White-faced whistling duck
White-faced whistling duckWhite-faced whistling duckWhite-faced whistling duckWhite-faced whistling duck

Personal Information
In the Zoo’s Aviary live two female white-faced whistling ducks. They were hatched in 1999 and came to the Zoo in 2000. They can be identified by their bright-white feathered faces on a brown background of feathers. They are friendly birds, tending to flock together. With their elegant feather patterns, it might be easy to mistake them for males; however, whistling ducks exhibit the same plumage whether male or female.

Status in the Wild
International Union for Conservation of Nature (IUCN) Red List status: Least concern. The white-faced whistling duck is an abundant species. It is a protected species under the Agreement on the Conservation of African-Eurasian Migratory Waterbirds.

White-faced whistling ducks inhabit freshwater lakes or reservoirs in sub-Saharan Africa and South America.

White-faced whistling ducks are omnivorous. They eat grains, seeds, invertebrates and plants.

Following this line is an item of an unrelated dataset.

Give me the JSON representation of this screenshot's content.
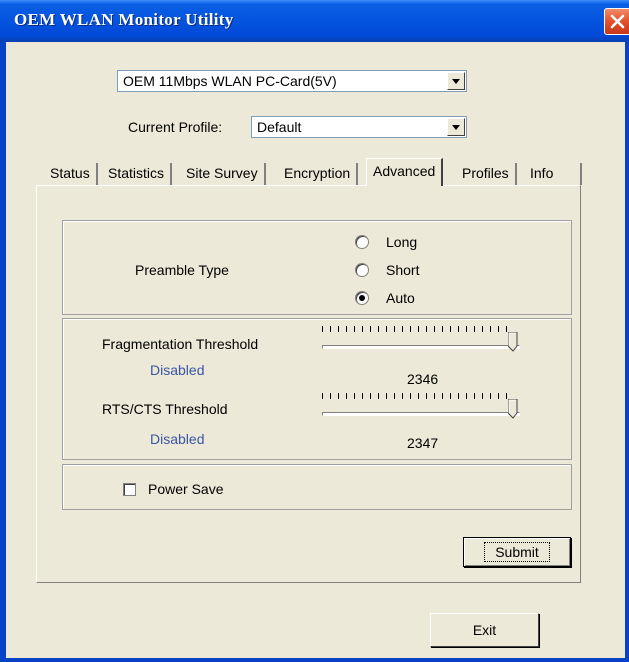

  • Whistling Ducks are monomorphic; meaning the males and females have identical plumage. The females, however, are larger than the males.
  • The white-faced whistling duck is very social. At favored sites, flocks of more than 1,000 birds are not uncommon.
  • The “whistling” part of the white-faced whistling duck’s name comes from their distinctive three-note whistling call which some people think can be noisy.
  • White-faced whistling ducks are diving ducks. They dive to feed on crustaceans, mollusks, invertebrates and aquatic insects at the water’s bottom.